* Goal of the exercise:
An exact reproduction of the data below is the required answer.

* Record set:
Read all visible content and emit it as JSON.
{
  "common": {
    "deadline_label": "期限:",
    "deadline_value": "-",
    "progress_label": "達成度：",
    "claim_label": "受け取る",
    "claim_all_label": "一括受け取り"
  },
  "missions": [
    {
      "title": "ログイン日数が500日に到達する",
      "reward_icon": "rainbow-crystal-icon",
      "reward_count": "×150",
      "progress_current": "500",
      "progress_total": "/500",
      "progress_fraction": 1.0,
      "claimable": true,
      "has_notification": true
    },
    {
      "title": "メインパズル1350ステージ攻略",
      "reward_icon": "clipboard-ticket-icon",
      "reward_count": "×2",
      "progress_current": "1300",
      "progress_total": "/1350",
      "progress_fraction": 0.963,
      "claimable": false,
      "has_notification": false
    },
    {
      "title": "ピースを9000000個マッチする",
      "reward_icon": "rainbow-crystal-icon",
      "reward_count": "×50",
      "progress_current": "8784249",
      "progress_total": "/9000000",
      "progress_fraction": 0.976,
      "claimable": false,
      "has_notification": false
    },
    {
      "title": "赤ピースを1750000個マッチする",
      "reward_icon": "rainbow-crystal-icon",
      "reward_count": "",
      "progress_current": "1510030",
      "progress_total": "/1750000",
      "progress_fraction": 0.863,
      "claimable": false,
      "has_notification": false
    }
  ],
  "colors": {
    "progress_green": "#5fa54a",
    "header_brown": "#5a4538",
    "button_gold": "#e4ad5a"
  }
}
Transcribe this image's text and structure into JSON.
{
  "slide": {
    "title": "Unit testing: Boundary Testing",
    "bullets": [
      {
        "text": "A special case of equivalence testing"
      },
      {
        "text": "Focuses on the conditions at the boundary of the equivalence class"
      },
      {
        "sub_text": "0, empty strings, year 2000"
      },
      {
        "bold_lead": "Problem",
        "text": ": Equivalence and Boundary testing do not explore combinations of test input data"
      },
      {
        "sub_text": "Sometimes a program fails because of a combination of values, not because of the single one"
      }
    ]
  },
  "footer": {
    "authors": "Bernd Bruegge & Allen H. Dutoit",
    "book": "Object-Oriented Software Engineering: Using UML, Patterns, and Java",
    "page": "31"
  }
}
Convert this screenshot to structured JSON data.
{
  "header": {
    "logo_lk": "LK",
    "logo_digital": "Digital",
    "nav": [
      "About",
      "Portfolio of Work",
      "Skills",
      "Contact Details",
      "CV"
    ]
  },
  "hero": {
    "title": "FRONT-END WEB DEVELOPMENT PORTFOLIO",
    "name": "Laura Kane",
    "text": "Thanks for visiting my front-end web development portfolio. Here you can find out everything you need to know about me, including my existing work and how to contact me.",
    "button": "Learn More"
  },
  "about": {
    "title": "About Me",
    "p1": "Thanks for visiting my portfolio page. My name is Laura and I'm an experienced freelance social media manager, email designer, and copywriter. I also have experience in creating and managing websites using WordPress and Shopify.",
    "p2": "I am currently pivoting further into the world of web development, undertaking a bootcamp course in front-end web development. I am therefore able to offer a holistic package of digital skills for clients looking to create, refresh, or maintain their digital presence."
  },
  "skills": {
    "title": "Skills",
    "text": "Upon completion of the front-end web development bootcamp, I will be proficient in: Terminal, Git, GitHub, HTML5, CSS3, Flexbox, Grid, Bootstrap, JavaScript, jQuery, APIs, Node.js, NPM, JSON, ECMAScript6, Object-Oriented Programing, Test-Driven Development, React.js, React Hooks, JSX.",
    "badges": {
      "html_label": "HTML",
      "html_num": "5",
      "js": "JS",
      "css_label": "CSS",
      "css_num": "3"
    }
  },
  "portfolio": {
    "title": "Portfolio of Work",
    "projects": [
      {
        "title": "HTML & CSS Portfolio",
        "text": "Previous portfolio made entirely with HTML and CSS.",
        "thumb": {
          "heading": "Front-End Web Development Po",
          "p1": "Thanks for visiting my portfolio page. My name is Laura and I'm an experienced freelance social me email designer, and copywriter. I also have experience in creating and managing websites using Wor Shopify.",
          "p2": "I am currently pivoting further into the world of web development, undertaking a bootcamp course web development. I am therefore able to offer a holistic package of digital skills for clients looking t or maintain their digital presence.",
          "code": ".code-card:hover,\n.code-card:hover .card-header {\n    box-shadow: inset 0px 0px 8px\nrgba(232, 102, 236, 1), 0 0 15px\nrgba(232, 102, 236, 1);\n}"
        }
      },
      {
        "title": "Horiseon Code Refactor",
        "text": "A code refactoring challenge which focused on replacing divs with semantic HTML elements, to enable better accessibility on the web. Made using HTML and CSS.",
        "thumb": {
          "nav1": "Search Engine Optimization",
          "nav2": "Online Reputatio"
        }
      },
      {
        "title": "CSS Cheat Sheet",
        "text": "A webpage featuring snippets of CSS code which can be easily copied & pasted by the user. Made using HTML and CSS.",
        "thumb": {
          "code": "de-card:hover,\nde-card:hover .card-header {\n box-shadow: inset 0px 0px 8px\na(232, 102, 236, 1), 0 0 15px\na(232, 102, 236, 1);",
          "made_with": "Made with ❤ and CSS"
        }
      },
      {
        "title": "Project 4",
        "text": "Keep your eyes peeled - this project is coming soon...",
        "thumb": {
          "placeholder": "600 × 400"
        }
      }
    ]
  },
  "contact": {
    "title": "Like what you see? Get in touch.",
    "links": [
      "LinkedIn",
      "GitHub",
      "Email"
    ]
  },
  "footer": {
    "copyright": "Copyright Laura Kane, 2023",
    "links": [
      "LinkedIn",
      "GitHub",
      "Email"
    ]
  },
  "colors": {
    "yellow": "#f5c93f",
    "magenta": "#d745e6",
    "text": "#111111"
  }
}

* Answer to this problem:
Read all visible content and emit it as JSON.
{
  "common": {
    "deadline_label": "期限:",
    "deadline_value": "-",
    "progress_label": "達成度：",
    "claim_label": "受け取る",
    "claim_all_label": "一括受け取り"
  },
  "missions": [
    {
      "title": "ログイン日数が500日に到達する",
      "reward_icon": "rainbow-crystal-icon",
      "reward_count": "×150",
      "progress_current": "500",
      "progress_total": "/500",
      "progress_fraction": 1.0,
      "claimable": true,
      "has_notification": true
    },
    {
      "title": "メインパズル1350ステージ攻略",
      "reward_icon": "clipboard-ticket-icon",
      "reward_count": "×2",
      "progress_current": "1300",
      "progress_total": "/1350",
      "progress_fraction": 0.963,
      "claimable": false,
      "has_notification": false
    },
    {
      "title": "ピースを9000000個マッチする",
      "reward_icon": "rainbow-crystal-icon",
      "reward_count": "×50",
      "progress_current": "8784249",
      "progress_total": "/9000000",
      "progress_fraction": 0.976,
      "claimable": false,
      "has_notification": false
    },
    {
      "title": "赤ピースを1750000個マッチする",
      "reward_icon": "rainbow-crystal-icon",
      "reward_count": "",
      "progress_current": "1510030",
      "progress_total": "/1750000",
      "progress_fraction": 0.863,
      "claimable": false,
      "has_notification": false
    }
  ],
  "colors": {
    "progress_green": "#5fa54a",
    "header_brown": "#5a4538",
    "button_gold": "#e4ad5a"
  }
}
Transcribe this image's text and structure into JSON.
{
  "slide": {
    "title": "Unit testing: Boundary Testing",
    "bullets": [
      {
        "text": "A special case of equivalence testing"
      },
      {
        "text": "Focuses on the conditions at the boundary of the equivalence class"
      },
      {
        "sub_text": "0, empty strings, year 2000"
      },
      {
        "bold_lead": "Problem",
        "text": ": Equivalence and Boundary testing do not explore combinations of test input data"
      },
      {
        "sub_text": "Sometimes a program fails because of a combination of values, not because of the single one"
      }
    ]
  },
  "footer": {
    "authors": "Bernd Bruegge & Allen H. Dutoit",
    "book": "Object-Oriented Software Engineering: Using UML, Patterns, and Java",
    "page": "31"
  }
}
Convert this screenshot to structured JSON data.
{
  "header": {
    "logo_lk": "LK",
    "logo_digital": "Digital",
    "nav": [
      "About",
      "Portfolio of Work",
      "Skills",
      "Contact Details",
      "CV"
    ]
  },
  "hero": {
    "title": "FRONT-END WEB DEVELOPMENT PORTFOLIO",
    "name": "Laura Kane",
    "text": "Thanks for visiting my front-end web development portfolio. Here you can find out everything you need to know about me, including my existing work and how to contact me.",
    "button": "Learn More"
  },
  "about": {
    "title": "About Me",
    "p1": "Thanks for visiting my portfolio page. My name is Laura and I'm an experienced freelance social media manager, email designer, and copywriter. I also have experience in creating and managing websites using WordPress and Shopify.",
    "p2": "I am currently pivoting further into the world of web development, undertaking a bootcamp course in front-end web development. I am therefore able to offer a holistic package of digital skills for clients looking to create, refresh, or maintain their digital presence."
  },
  "skills": {
    "title": "Skills",
    "text": "Upon completion of the front-end web development bootcamp, I will be proficient in: Terminal, Git, GitHub, HTML5, CSS3, Flexbox, Grid, Bootstrap, JavaScript, jQuery, APIs, Node.js, NPM, JSON, ECMAScript6, Object-Oriented Programing, Test-Driven Development, React.js, React Hooks, JSX.",
    "badges": {
      "html_label": "HTML",
      "html_num": "5",
      "js": "JS",
      "css_label": "CSS",
      "css_num": "3"
    }
  },
  "portfolio": {
    "title": "Portfolio of Work",
    "projects": [
      {
        "title": "HTML & CSS Portfolio",
        "text": "Previous portfolio made entirely with HTML and CSS.",
        "thumb": {
          "heading": "Front-End Web Development Po",
          "p1": "Thanks for visiting my portfolio page. My name is Laura and I'm an experienced freelance social me email designer, and copywriter. I also have experience in creating and managing websites using Wor Shopify.",
          "p2": "I am currently pivoting further into the world of web development, undertaking a bootcamp course web development. I am therefore able to offer a holistic package of digital skills for clients looking t or maintain their digital presence.",
          "code": ".code-card:hover,\n.code-card:hover .card-header {\n    box-shadow: inset 0px 0px 8px\nrgba(232, 102, 236, 1), 0 0 15px\nrgba(232, 102, 236, 1);\n}"
        }
      },
      {
        "title": "Horiseon Code Refactor",
        "text": "A code refactoring challenge which focused on replacing divs with semantic HTML elements, to enable better accessibility on the web. Made using HTML and CSS.",
        "thumb": {
          "nav1": "Search Engine Optimization",
          "nav2": "Online Reputatio"
        }
      },
      {
        "title": "CSS Cheat Sheet",
        "text": "A webpage featuring snippets of CSS code which can be easily copied & pasted by the user. Made using HTML and CSS.",
        "thumb": {
          "code": "de-card:hover,\nde-card:hover .card-header {\n box-shadow: inset 0px 0px 8px\na(232, 102, 236, 1), 0 0 15px\na(232, 102, 236, 1);",
          "made_with": "Made with ❤ and CSS"
        }
      },
      {
        "title": "Project 4",
        "text": "Keep your eyes peeled - this project is coming soon...",
        "thumb": {
          "placeholder": "600 × 400"
        }
      }
    ]
  },
  "contact": {
    "title": "Like what you see? Get in touch.",
    "links": [
      "LinkedIn",
      "GitHub",
      "Email"
    ]
  },
  "footer": {
    "copyright": "Copyright Laura Kane, 2023",
    "links": [
      "LinkedIn",
      "GitHub",
      "Email"
    ]
  },
  "colors": {
    "yellow": "#f5c93f",
    "magenta": "#d745e6",
    "text": "#111111"
  }
}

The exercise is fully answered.